• _PROVIDED DATA_
++++++++++++++++++++

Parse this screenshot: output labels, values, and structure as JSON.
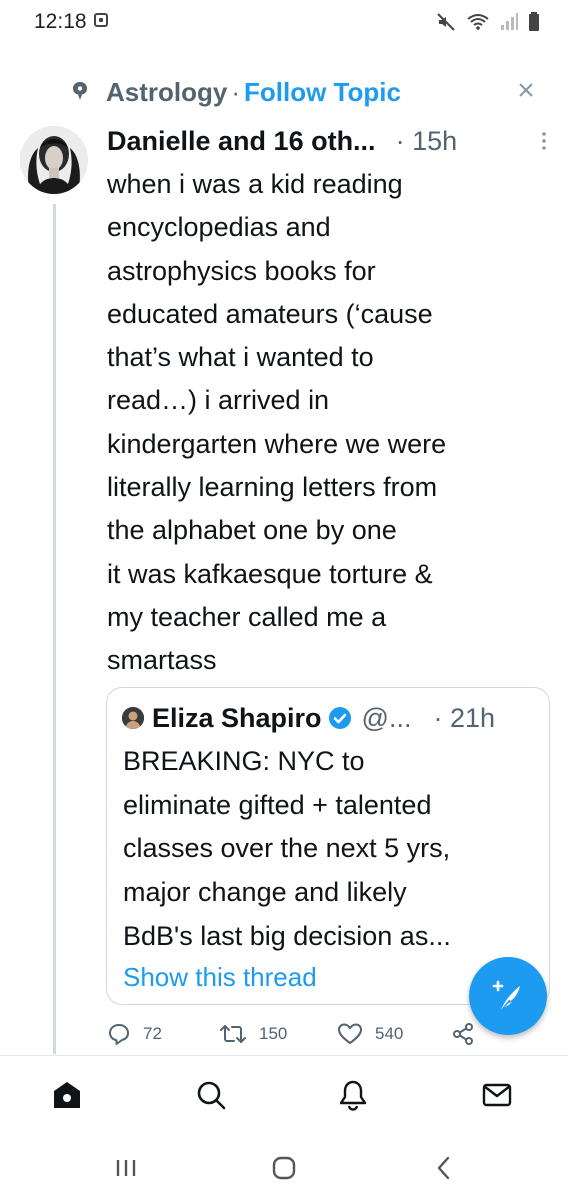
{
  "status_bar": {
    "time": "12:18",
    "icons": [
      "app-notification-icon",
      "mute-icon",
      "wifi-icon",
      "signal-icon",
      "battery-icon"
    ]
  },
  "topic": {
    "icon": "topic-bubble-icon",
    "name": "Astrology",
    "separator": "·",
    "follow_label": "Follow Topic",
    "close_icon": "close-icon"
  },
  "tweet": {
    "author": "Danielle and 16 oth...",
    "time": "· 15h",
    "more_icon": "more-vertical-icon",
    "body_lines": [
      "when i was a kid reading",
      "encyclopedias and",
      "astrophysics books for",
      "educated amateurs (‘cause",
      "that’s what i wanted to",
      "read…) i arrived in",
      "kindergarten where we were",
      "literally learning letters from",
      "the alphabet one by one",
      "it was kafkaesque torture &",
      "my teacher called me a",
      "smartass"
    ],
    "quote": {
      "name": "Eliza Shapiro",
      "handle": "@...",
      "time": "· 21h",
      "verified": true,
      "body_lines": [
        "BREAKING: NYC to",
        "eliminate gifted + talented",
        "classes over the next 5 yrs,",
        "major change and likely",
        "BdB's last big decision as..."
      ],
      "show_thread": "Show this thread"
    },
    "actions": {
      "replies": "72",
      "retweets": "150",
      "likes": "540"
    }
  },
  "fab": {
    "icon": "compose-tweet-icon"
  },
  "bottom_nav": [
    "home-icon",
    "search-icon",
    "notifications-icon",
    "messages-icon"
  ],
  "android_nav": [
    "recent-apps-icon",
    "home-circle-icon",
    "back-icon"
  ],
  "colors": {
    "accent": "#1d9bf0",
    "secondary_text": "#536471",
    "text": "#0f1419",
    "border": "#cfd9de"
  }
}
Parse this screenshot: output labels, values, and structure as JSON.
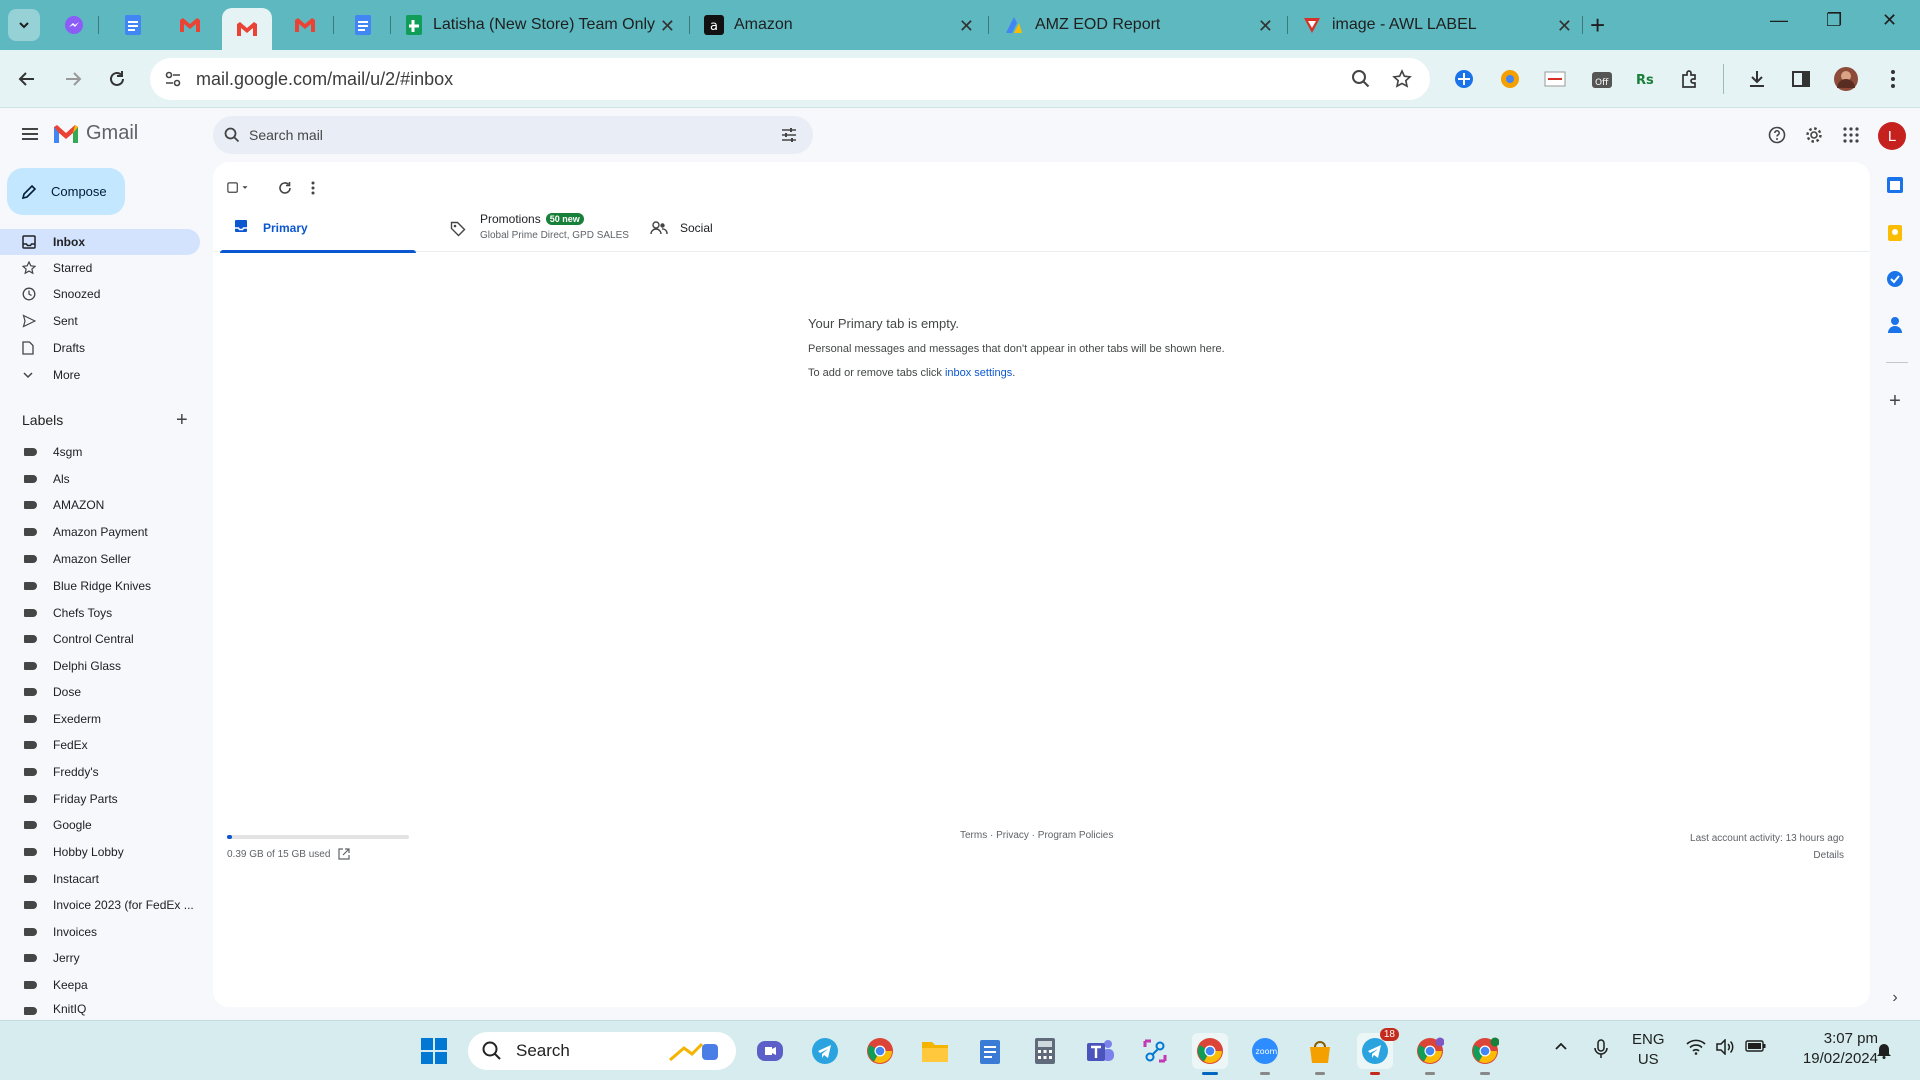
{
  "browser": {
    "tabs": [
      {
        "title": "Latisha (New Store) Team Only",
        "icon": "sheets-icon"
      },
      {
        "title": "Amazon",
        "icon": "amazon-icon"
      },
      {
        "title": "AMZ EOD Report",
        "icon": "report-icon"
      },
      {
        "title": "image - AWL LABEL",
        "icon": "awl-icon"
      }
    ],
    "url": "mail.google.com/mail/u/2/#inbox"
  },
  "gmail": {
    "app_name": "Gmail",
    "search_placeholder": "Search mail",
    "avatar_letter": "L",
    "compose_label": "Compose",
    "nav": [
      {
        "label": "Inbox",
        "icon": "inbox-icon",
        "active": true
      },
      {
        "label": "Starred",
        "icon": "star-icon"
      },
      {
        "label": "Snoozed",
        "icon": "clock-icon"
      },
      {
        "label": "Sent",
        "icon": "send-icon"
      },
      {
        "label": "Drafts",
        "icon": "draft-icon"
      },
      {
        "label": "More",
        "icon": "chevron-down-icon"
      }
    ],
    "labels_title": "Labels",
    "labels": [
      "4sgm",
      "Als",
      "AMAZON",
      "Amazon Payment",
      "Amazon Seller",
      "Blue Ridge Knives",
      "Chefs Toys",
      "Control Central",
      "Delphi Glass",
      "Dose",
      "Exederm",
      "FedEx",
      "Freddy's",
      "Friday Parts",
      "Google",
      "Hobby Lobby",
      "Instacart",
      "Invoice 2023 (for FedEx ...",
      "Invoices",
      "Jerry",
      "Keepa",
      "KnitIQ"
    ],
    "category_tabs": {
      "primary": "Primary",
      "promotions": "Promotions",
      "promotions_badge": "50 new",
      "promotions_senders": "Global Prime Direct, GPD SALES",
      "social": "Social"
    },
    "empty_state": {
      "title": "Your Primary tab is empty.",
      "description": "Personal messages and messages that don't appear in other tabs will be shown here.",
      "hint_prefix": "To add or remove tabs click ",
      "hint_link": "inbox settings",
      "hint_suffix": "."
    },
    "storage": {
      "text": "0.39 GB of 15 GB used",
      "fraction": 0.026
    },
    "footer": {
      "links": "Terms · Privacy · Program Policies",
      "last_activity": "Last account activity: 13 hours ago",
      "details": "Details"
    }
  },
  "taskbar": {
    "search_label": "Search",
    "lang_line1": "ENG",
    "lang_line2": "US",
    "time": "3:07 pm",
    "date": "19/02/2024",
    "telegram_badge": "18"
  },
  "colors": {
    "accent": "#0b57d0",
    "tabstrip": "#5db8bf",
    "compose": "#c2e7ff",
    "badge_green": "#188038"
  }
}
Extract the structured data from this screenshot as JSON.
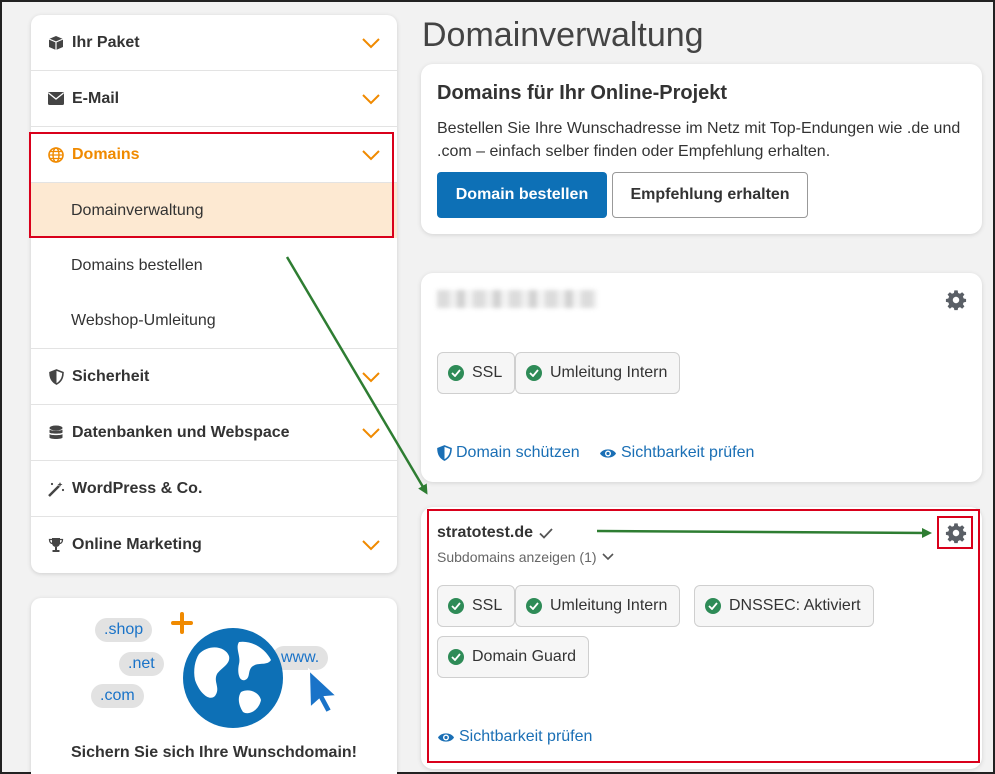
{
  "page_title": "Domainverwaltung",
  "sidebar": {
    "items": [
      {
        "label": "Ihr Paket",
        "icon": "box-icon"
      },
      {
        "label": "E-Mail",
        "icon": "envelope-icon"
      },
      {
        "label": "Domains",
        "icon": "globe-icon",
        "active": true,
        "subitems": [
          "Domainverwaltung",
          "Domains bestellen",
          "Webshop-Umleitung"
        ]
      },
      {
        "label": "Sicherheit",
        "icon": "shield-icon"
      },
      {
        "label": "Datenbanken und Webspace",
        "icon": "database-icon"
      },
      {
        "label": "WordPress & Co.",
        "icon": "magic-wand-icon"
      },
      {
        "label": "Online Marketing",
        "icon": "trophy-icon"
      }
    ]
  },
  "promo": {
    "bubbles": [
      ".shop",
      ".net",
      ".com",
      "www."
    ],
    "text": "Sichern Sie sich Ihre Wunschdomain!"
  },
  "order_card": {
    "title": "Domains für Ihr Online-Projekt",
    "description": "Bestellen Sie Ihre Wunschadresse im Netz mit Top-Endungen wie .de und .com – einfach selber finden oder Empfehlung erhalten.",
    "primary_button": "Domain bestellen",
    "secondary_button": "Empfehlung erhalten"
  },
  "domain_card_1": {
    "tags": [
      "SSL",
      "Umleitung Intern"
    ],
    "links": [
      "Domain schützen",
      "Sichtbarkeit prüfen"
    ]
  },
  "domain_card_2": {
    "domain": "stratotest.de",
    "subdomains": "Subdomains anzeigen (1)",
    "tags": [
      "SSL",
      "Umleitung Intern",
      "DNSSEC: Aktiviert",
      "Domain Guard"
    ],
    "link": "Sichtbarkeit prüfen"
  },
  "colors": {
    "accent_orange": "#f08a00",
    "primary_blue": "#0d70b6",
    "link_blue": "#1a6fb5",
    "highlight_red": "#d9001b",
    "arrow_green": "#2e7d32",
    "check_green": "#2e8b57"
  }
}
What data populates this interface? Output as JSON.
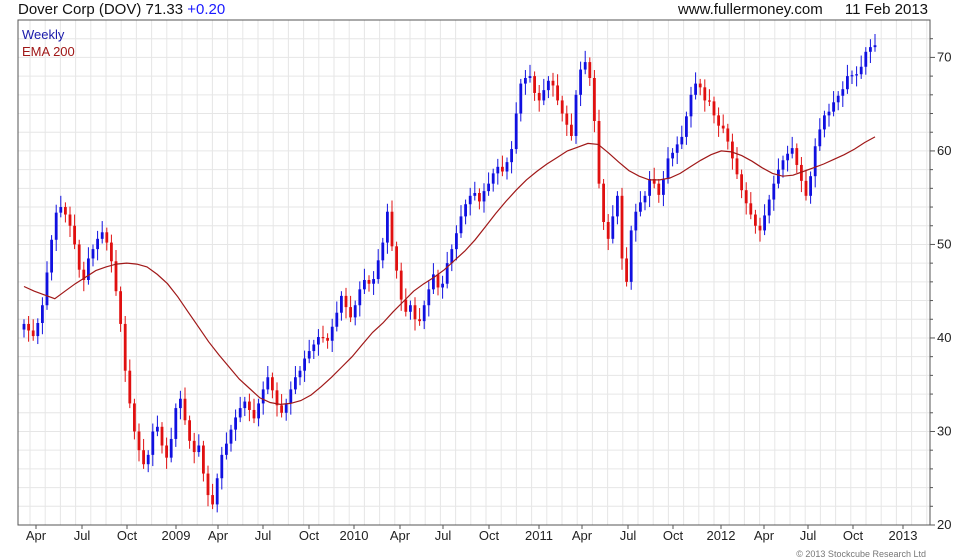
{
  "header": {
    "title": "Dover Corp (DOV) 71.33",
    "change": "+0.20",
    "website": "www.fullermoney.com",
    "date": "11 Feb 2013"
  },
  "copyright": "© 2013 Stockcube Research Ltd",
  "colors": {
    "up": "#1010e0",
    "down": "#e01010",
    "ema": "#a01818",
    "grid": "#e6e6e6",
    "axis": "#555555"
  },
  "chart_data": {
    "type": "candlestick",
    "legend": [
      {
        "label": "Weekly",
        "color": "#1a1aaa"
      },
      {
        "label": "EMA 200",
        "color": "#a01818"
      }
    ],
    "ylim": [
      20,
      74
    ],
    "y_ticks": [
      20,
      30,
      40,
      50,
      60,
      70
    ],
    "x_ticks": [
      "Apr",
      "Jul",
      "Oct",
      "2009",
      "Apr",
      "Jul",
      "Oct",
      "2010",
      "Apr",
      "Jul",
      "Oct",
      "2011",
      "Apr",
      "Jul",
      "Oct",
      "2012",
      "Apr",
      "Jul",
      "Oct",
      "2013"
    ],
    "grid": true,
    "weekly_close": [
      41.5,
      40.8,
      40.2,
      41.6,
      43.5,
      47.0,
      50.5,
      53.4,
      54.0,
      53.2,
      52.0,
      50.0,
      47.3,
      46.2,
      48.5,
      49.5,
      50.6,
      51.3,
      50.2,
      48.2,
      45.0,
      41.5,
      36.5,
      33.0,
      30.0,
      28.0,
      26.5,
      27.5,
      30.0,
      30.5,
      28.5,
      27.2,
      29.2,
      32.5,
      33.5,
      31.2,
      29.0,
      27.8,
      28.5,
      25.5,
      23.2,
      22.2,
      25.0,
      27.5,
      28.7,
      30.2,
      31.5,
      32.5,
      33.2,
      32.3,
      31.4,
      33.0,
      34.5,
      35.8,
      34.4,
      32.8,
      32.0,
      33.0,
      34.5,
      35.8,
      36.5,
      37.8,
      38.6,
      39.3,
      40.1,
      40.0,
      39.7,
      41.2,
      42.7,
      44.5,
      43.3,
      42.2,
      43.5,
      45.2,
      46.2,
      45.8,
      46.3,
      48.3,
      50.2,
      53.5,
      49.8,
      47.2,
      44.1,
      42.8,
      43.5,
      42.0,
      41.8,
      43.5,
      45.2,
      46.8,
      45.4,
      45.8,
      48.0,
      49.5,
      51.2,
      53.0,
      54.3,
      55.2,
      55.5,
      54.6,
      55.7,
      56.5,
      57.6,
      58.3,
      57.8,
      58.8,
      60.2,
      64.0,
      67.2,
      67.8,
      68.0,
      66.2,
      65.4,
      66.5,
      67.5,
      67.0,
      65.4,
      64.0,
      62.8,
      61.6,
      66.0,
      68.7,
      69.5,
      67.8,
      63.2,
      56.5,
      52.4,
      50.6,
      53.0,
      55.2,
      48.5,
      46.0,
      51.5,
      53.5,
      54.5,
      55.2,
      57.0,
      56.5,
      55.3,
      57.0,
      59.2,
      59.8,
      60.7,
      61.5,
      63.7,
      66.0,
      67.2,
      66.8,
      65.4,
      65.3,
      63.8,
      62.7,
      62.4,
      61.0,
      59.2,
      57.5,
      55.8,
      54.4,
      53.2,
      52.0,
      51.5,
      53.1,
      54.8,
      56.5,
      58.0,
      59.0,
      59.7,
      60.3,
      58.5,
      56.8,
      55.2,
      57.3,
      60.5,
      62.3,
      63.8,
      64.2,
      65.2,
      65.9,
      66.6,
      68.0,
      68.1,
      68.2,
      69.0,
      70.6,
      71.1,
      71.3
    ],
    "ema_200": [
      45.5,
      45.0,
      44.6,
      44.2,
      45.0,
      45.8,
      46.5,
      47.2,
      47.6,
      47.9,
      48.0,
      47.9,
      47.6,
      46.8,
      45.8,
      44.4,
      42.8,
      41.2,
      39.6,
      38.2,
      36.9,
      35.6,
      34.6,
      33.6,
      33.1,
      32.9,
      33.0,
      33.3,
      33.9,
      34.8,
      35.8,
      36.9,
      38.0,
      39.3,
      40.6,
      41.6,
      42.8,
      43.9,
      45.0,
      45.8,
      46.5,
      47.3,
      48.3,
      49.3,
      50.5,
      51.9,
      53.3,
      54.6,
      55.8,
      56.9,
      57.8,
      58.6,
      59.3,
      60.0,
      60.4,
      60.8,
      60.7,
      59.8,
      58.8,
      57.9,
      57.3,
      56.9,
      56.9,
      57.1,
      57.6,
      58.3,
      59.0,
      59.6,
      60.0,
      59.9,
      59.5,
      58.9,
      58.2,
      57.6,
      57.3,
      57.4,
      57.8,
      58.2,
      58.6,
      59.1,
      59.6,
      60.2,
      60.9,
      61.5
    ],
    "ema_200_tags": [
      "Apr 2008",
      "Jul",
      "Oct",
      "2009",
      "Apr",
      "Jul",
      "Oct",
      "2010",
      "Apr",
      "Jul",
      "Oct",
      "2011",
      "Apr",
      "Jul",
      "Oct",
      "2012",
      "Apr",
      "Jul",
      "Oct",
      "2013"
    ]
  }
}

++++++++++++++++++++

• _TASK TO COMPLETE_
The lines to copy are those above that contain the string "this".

• _EXERCISE SOLUTION_
Parse this screenshot: output labels, values, and structure as JSON.
      "show_thread": "Show this thread"
Parse this screenshot: output labels, values, and structure as JSON.
Extract the structured data from this screenshot as JSON.
What data populates this interface? Output as JSON.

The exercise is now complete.